Niimura, J, Nakanishi, M, Okumura, Y, et al. Effectiveness of 1-day trauma-informed care training programme on attitudes in psychiatric hospitals: a pre-post study. Int J Ment Health Nurs. 2019;28(4):980-988.CrossRefGoogle ScholarPubMed
Kataoka, M, Kotake, R, Asaoka, H, et al. Reliability and validity of the Japanese version of the Attitudes Related to Trauma Informed Care Scale (ARTIC-10). J Trauma Nurs. In press.Google Scholar
Asaoka, H, Koido, Y, Kawashima, Y, et al. Longitudinal change of psychological distress among healthcare professionals with and without psychological first aid training experience during the COVID-19 pandemic. Int J Environ Res Public Health. 2021;18(23):12474.CrossRefGoogle ScholarPubMed
Sijbrandij, M, Horn, R, Esliker, R, et al. The effect of psychological first aid training on knowledge and understanding about psychosocial support principles: a cluster-randomized controlled trial. Int J Environ Res Public Health. 2020;17(2):484.CrossRefGoogle ScholarPubMed
War Trauma Foundation and World Vision International. Psychological First Aid: Guide for Fieldworkers. World Health Organization. Published 2011. Accessed September 7, 2022. https://www.who.int/publications/i/item/9789241548205 Google Scholar
Oral, R, Coohey, C, Zarei, K, et al. Nationwide efforts for trauma-informed care implementation and workforce development in healthcare and related fields: a systematic review. Turk J Pediatr. 2020;62(6):906-920.CrossRefGoogle ScholarPubMed
Norris, FH, Friedman, MJ, Watson, PJ, et al. 60,000 disaster victims speak: Part I. An empirical review of the empirical literature, 1981–2001. Psychiatry. 2002;65(3):207-239.CrossRefGoogle ScholarPubMed
Figure 0

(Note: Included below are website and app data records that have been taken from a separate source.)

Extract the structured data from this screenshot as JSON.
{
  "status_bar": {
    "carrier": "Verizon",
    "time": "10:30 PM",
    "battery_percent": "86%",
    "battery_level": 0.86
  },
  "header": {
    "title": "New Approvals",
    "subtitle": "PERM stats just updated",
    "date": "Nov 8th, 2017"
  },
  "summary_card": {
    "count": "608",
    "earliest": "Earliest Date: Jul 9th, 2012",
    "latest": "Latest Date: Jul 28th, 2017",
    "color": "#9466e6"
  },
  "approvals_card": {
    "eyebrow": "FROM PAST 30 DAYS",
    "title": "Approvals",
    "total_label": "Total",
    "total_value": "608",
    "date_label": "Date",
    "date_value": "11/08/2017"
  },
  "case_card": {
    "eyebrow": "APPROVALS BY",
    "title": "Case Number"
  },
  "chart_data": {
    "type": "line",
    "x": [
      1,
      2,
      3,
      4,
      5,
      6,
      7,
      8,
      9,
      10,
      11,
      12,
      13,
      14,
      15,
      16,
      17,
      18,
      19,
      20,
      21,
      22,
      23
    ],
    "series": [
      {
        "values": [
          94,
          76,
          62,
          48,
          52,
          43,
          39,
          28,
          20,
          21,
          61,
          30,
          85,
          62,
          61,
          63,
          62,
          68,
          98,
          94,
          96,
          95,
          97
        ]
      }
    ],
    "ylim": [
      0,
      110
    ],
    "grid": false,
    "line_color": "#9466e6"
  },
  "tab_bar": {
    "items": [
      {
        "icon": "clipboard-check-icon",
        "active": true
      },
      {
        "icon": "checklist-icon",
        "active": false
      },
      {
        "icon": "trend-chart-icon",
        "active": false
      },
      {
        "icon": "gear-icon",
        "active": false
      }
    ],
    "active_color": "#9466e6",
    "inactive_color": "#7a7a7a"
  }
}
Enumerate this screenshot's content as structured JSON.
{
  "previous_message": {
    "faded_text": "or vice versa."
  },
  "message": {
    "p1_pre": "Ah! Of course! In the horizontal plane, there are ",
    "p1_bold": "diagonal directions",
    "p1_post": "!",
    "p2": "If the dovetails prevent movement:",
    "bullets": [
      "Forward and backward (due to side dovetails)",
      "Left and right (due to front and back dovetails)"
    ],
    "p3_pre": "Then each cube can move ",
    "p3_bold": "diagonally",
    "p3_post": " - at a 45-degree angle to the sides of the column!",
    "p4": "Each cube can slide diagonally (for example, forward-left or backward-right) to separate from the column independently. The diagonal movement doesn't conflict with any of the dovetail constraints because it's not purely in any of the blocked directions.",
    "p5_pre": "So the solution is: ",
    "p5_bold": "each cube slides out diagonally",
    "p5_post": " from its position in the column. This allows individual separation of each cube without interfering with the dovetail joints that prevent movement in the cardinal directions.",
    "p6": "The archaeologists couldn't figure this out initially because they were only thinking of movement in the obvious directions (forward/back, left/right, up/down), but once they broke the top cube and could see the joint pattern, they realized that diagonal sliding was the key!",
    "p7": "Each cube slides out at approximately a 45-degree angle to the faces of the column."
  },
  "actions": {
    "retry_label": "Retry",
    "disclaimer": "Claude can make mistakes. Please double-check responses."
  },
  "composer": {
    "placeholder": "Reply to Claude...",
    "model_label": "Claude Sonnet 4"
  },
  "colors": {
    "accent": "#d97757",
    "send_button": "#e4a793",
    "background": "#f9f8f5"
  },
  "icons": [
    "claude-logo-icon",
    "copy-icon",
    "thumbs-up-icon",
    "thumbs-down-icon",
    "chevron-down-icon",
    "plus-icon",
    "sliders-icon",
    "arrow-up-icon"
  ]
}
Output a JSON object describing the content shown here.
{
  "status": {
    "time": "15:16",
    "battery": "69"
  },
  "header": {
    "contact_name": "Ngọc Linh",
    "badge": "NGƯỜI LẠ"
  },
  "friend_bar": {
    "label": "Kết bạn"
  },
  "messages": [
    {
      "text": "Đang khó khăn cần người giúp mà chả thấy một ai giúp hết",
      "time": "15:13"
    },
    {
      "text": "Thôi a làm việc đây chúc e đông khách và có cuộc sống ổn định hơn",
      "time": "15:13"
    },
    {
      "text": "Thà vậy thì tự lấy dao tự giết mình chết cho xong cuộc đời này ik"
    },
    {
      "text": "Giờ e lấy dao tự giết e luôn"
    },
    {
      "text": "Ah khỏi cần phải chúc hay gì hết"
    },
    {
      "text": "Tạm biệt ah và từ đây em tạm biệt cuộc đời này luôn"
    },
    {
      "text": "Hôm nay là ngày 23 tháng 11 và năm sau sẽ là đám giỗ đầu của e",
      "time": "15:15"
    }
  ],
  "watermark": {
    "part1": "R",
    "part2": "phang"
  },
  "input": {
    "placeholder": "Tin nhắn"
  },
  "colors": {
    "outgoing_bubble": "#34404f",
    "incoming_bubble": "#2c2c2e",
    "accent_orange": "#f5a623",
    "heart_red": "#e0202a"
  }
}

Table 1. Demographic characteristics of participants (N = 484)

Figure 1

Table 2. Results of univariate and multiple linear regression analysis in participants (n = 484) for ARTIC-10